Dataset rows describing interfaces
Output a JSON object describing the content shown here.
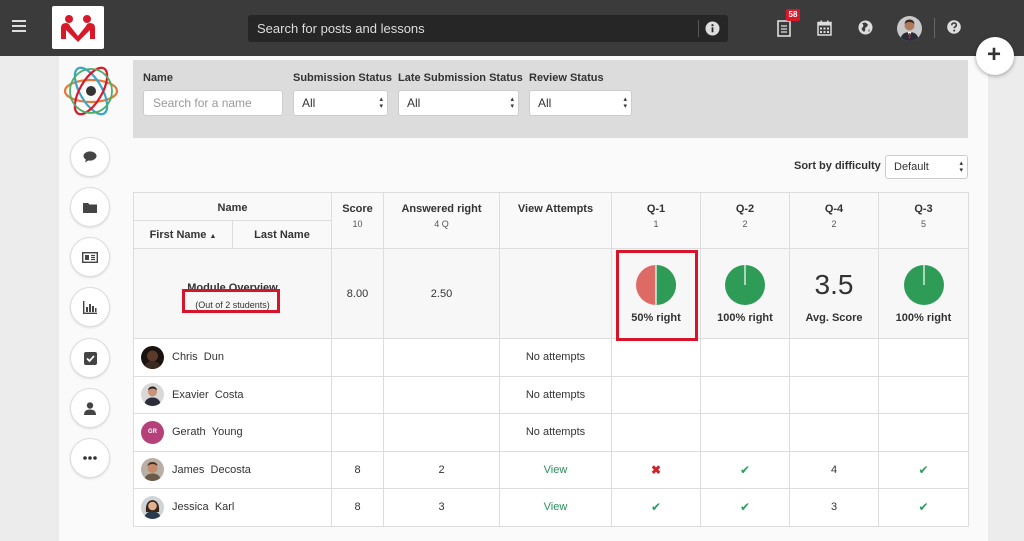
{
  "topbar": {
    "search_placeholder": "Search for posts and lessons",
    "notification_count": "58"
  },
  "filters": {
    "name_label": "Name",
    "name_placeholder": "Search for a name",
    "submission_label": "Submission Status",
    "submission_value": "All",
    "late_label": "Late Submission Status",
    "late_value": "All",
    "review_label": "Review Status",
    "review_value": "All"
  },
  "sort": {
    "label": "Sort by difficulty",
    "value": "Default"
  },
  "table": {
    "name_header": "Name",
    "first_name": "First Name",
    "last_name": "Last Name",
    "score_header": "Score",
    "score_max": "10",
    "answered_header": "Answered right",
    "answered_sub": "4 Q",
    "view_header": "View Attempts",
    "questions": [
      {
        "label": "Q-1",
        "weight": "1"
      },
      {
        "label": "Q-2",
        "weight": "2"
      },
      {
        "label": "Q-4",
        "weight": "2"
      },
      {
        "label": "Q-3",
        "weight": "5"
      }
    ],
    "overview": {
      "title": "Module Overview",
      "subtitle": "(Out of 2 students)",
      "score": "8.00",
      "answered": "2.50",
      "q1_caption": "50% right",
      "q1_fraction": 0.5,
      "q2_caption": "100% right",
      "q2_fraction": 1.0,
      "q4_value": "3.5",
      "q4_caption": "Avg. Score",
      "q3_caption": "100% right",
      "q3_fraction": 1.0
    },
    "students": [
      {
        "first": "Chris",
        "last": "Dun",
        "score": "",
        "answered": "",
        "view": "No attempts",
        "q1": "",
        "q2": "",
        "q4": "",
        "q3": ""
      },
      {
        "first": "Exavier",
        "last": "Costa",
        "score": "",
        "answered": "",
        "view": "No attempts",
        "q1": "",
        "q2": "",
        "q4": "",
        "q3": ""
      },
      {
        "first": "Gerath",
        "last": "Young",
        "initials": "GR",
        "score": "",
        "answered": "",
        "view": "No attempts",
        "q1": "",
        "q2": "",
        "q4": "",
        "q3": ""
      },
      {
        "first": "James",
        "last": "Decosta",
        "score": "8",
        "answered": "2",
        "view": "View",
        "q1": "cross",
        "q2": "check",
        "q4": "4",
        "q3": "check"
      },
      {
        "first": "Jessica",
        "last": "Karl",
        "score": "8",
        "answered": "3",
        "view": "View",
        "q1": "check",
        "q2": "check",
        "q4": "3",
        "q3": "check"
      }
    ]
  },
  "colors": {
    "topbar": "#3b3b3b",
    "brand_red": "#d9182a",
    "pie_green": "#2e9b57",
    "pie_red": "#de6a66",
    "highlight": "#d6142a"
  }
}
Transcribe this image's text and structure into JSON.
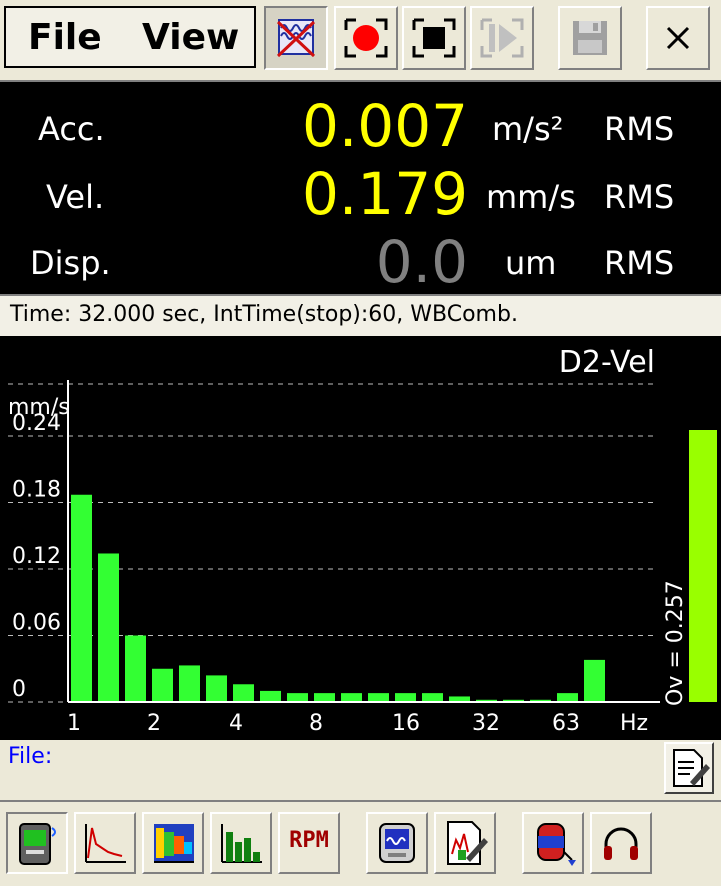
{
  "menu": {
    "file": "File",
    "view": "View"
  },
  "toolbar_icons": [
    "spectrum-toggle-icon",
    "record-icon",
    "stop-icon",
    "step-play-icon",
    "save-icon",
    "close-icon"
  ],
  "measurements": [
    {
      "label": "Acc.",
      "value": "0.007",
      "unit": "m/s²",
      "type": "RMS",
      "color": "#ffff00"
    },
    {
      "label": "Vel.",
      "value": "0.179",
      "unit": "mm/s",
      "type": "RMS",
      "color": "#ffff00"
    },
    {
      "label": "Disp.",
      "value": "0.0",
      "unit": "um",
      "type": "RMS",
      "color": "#808080"
    }
  ],
  "status": "Time: 32.000 sec, IntTime(stop):60, WBComb.",
  "file": {
    "label": "File:"
  },
  "bottom_icons": [
    "meter-icon",
    "time-signal-icon",
    "spectrogram-icon",
    "bar-spectrum-icon",
    "rpm-icon",
    "calibrator-icon",
    "report-edit-icon",
    "sensor-icon",
    "headphones-icon"
  ],
  "bottom_rpm_label": "RPM",
  "chart_data": {
    "type": "bar",
    "title": "D2-Vel",
    "ylabel": "mm/s",
    "xlabel": "Hz",
    "ylim": [
      0,
      0.24
    ],
    "yticks": [
      "0.24",
      "0.18",
      "0.12",
      "0.06",
      "0"
    ],
    "xticks": [
      "1",
      "2",
      "4",
      "8",
      "16",
      "32",
      "63",
      "Hz"
    ],
    "bar_color": "#33ff33",
    "values": [
      0.187,
      0.134,
      0.06,
      0.03,
      0.033,
      0.024,
      0.016,
      0.01,
      0.008,
      0.008,
      0.008,
      0.008,
      0.008,
      0.008,
      0.005,
      0.002,
      0.002,
      0.002,
      0.008,
      0.038
    ],
    "overall": {
      "label": "Ov = 0.257",
      "value": 0.257,
      "color": "#99ff00"
    }
  }
}
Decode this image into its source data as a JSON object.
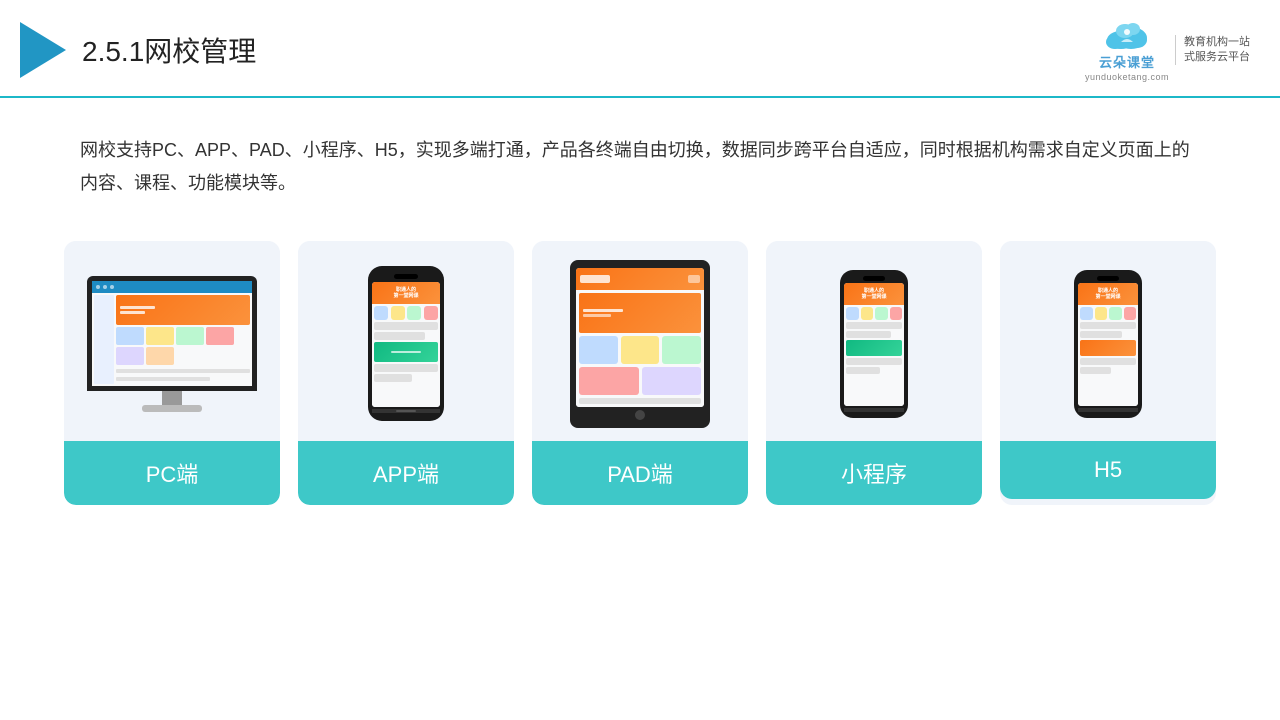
{
  "header": {
    "title_number": "2.5.1",
    "title_text": "网校管理",
    "logo_main": "云朵课堂",
    "logo_sub": "yunduoketang.com",
    "logo_right_line1": "教育机构一站",
    "logo_right_line2": "式服务云平台"
  },
  "description": {
    "text": "网校支持PC、APP、PAD、小程序、H5，实现多端打通，产品各终端自由切换，数据同步跨平台自适应，同时根据机构需求自定义页面上的内容、课程、功能模块等。"
  },
  "cards": [
    {
      "id": "pc",
      "label": "PC端"
    },
    {
      "id": "app",
      "label": "APP端"
    },
    {
      "id": "pad",
      "label": "PAD端"
    },
    {
      "id": "miniprogram",
      "label": "小程序"
    },
    {
      "id": "h5",
      "label": "H5"
    }
  ],
  "colors": {
    "accent": "#3ec8c8",
    "header_border": "#1cb8c8",
    "play_blue": "#2196c4",
    "card_bg": "#f0f4fa",
    "orange": "#f97316"
  }
}
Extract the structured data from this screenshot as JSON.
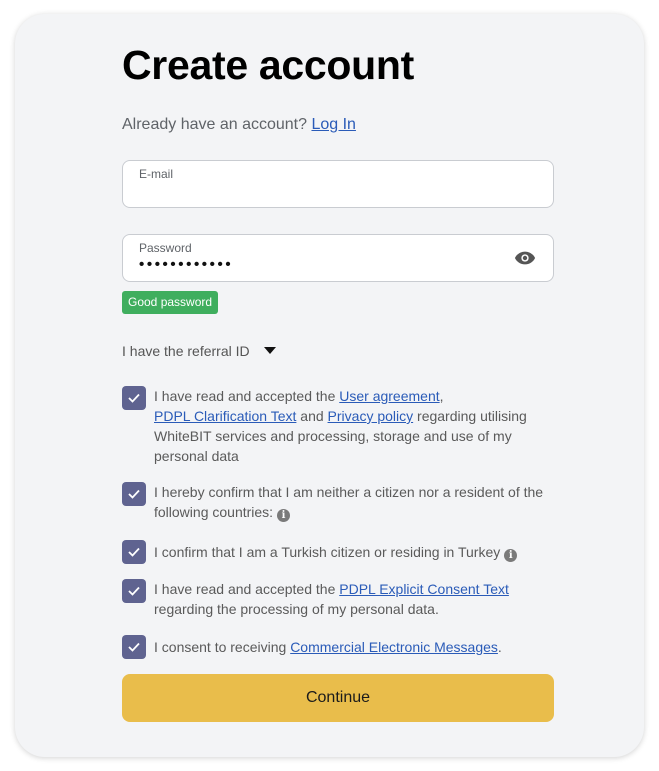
{
  "title": "Create account",
  "login_prompt": {
    "text": "Already have an account?",
    "link": "Log In"
  },
  "email": {
    "label": "E-mail",
    "value": ""
  },
  "password": {
    "label": "Password",
    "masked_value": "••••••••••••",
    "strength": "Good password"
  },
  "referral": {
    "label": "I have the referral ID"
  },
  "agreements": [
    {
      "checked": true,
      "t1": "I have read and accepted the ",
      "link1": "User agreement",
      "t2": ",",
      "link2": "PDPL Clarification Text",
      "t3": " and ",
      "link3": "Privacy policy",
      "t4": " regarding utilising WhiteBIT services and processing, storage and use of my personal data"
    },
    {
      "checked": true,
      "t1": "I hereby confirm that I am neither a citizen nor a resident of the following countries:"
    },
    {
      "checked": true,
      "t1": "I confirm that I am a Turkish citizen or residing in Turkey"
    },
    {
      "checked": true,
      "t1": "I have read and accepted the ",
      "link1": "PDPL Explicit Consent Text",
      "t2": " regarding the processing of my personal data."
    },
    {
      "checked": true,
      "t1": "I consent to receiving ",
      "link1": "Commercial Electronic Messages",
      "t2": "."
    }
  ],
  "continue_label": "Continue",
  "colors": {
    "accent_button": "#e9bd4b",
    "checkbox": "#5f6390",
    "link": "#2a5bb8",
    "badge_good": "#3fae5e"
  }
}
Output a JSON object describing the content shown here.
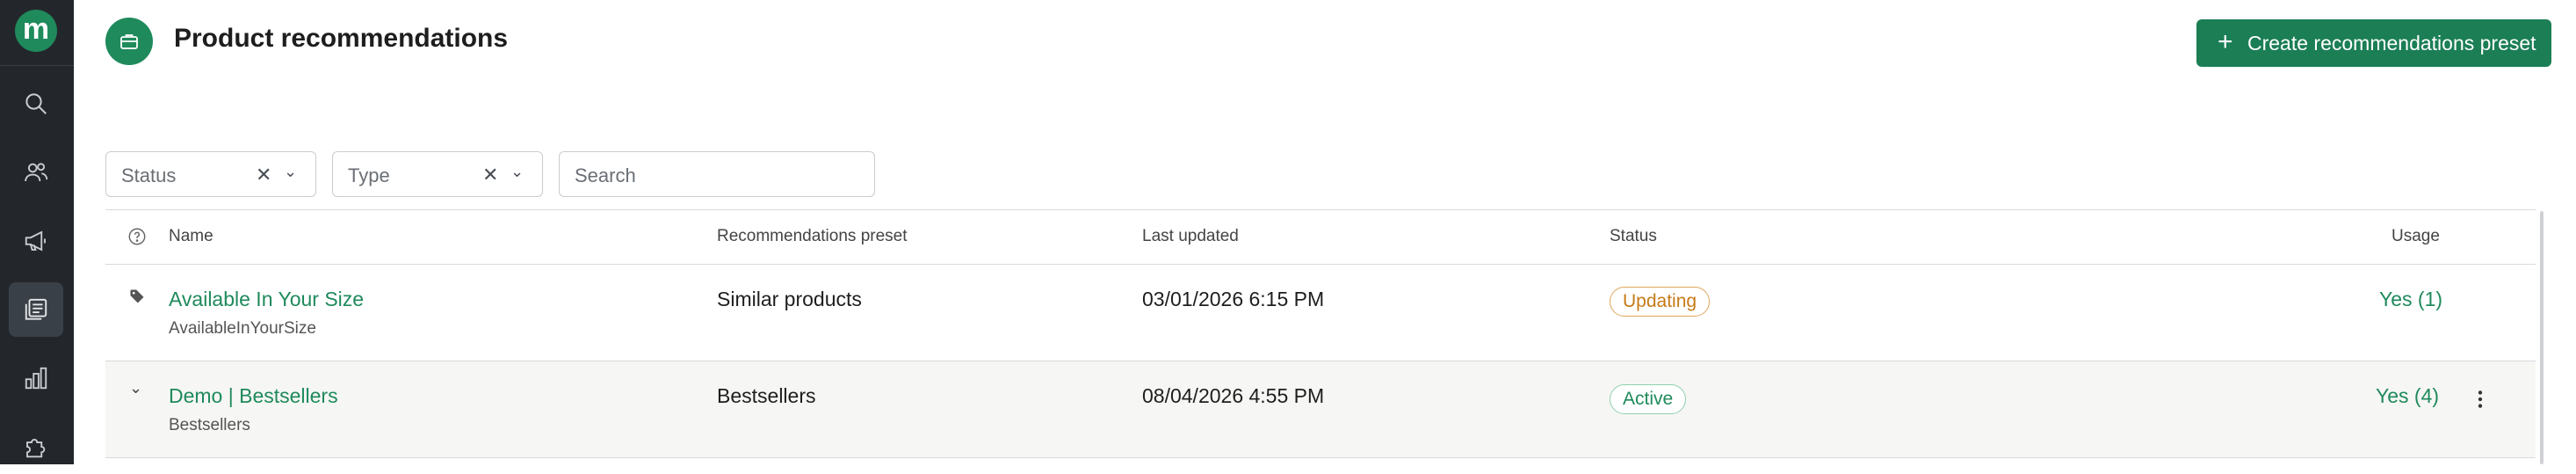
{
  "app": {
    "logo_letter": "m"
  },
  "sidebar": {
    "items": [
      {
        "name": "search",
        "icon": "search-icon"
      },
      {
        "name": "users",
        "icon": "users-icon"
      },
      {
        "name": "campaigns",
        "icon": "megaphone-icon"
      },
      {
        "name": "content",
        "icon": "content-icon",
        "active": true
      },
      {
        "name": "analytics",
        "icon": "bar-chart-icon"
      },
      {
        "name": "integrations",
        "icon": "puzzle-icon"
      }
    ]
  },
  "header": {
    "title": "Product recommendations",
    "icon": "briefcase-icon",
    "create_button": "Create recommendations preset"
  },
  "filters": {
    "status_placeholder": "Status",
    "type_placeholder": "Type",
    "search_placeholder": "Search"
  },
  "table": {
    "columns": {
      "name": "Name",
      "preset": "Recommendations preset",
      "updated": "Last updated",
      "status": "Status",
      "usage": "Usage"
    },
    "rows": [
      {
        "name": "Available In Your Size",
        "id": "AvailableInYourSize",
        "preset": "Similar products",
        "updated": "03/01/2026 6:15 PM",
        "status": "Updating",
        "usage": "Yes (1)"
      },
      {
        "name": "Demo | Bestsellers",
        "id": "Bestsellers",
        "preset": "Bestsellers",
        "updated": "08/04/2026 4:55 PM",
        "status": "Active",
        "usage": "Yes (4)"
      }
    ]
  },
  "colors": {
    "brand": "#1f8a5c",
    "sidebar": "#23272c",
    "warning": "#c77a17"
  }
}
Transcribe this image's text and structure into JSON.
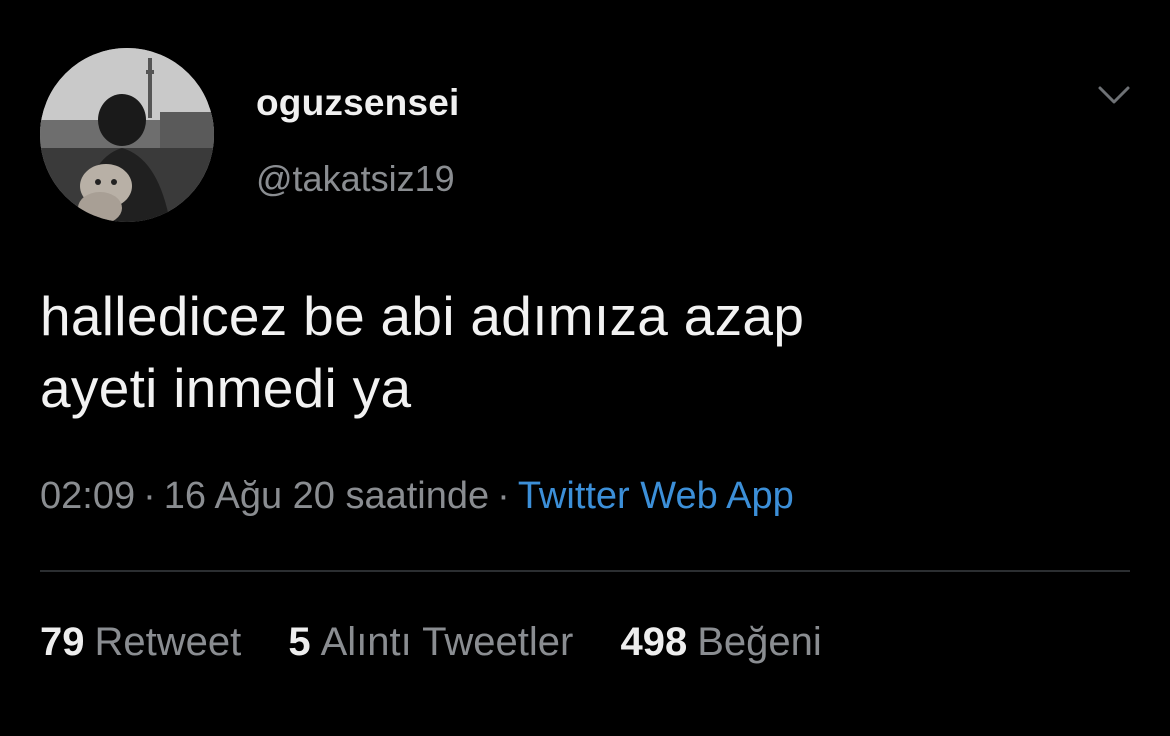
{
  "user": {
    "display_name": "oguzsensei",
    "handle": "@takatsiz19",
    "avatar_icon": "user-avatar-photo"
  },
  "tweet": {
    "text_line1": "halledicez be abi adımıza azap",
    "text_line2": "ayeti inmedi ya",
    "time": "02:09",
    "date": "16 Ağu 20 saatinde",
    "separator": "·",
    "source": "Twitter Web App"
  },
  "stats": {
    "retweets_count": "79",
    "retweets_label": "Retweet",
    "quotes_count": "5",
    "quotes_label": "Alıntı Tweetler",
    "likes_count": "498",
    "likes_label": "Beğeni"
  },
  "menu": {
    "icon": "chevron-down-icon"
  },
  "colors": {
    "background": "#000000",
    "text": "#f2f2f2",
    "muted": "#8a8d91",
    "link": "#3c8fd8",
    "divider": "#2b2e31"
  }
}
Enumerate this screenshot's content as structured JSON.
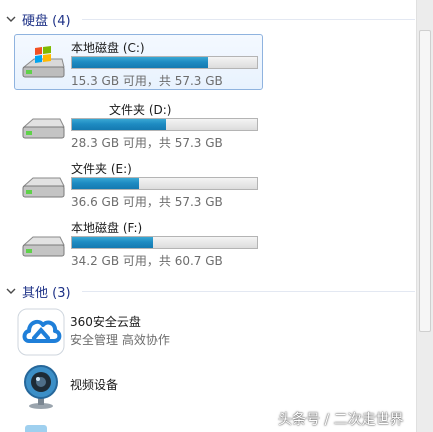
{
  "groups": {
    "drives": {
      "title": "硬盘 (4)"
    },
    "other": {
      "title": "其他 (3)"
    }
  },
  "drives": [
    {
      "name": "本地磁盘 (C:)",
      "used_fraction": 0.733,
      "info": "15.3 GB 可用，共 57.3 GB",
      "selected": true,
      "icon": "windows-drive-icon"
    },
    {
      "name": "文件夹 (D:)",
      "used_fraction": 0.506,
      "info": "28.3 GB 可用，共 57.3 GB",
      "selected": false,
      "icon": "hard-drive-icon"
    },
    {
      "name": "文件夹 (E:)",
      "used_fraction": 0.361,
      "info": "36.6 GB 可用，共 57.3 GB",
      "selected": false,
      "icon": "hard-drive-icon"
    },
    {
      "name": "本地磁盘 (F:)",
      "used_fraction": 0.437,
      "info": "34.2 GB 可用，共 60.7 GB",
      "selected": false,
      "icon": "hard-drive-icon"
    }
  ],
  "others": [
    {
      "name": "360安全云盘",
      "sub": "安全管理 高效协作",
      "icon": "cloud-icon"
    },
    {
      "name": "视频设备",
      "sub": "",
      "icon": "webcam-icon"
    }
  ],
  "watermark": "头条号 / 二次走世界",
  "colors": {
    "group_title": "#1e3287",
    "bar_fill": "#1e8bc2",
    "selection_border": "#8fb3df"
  }
}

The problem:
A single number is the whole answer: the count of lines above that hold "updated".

Response area:
3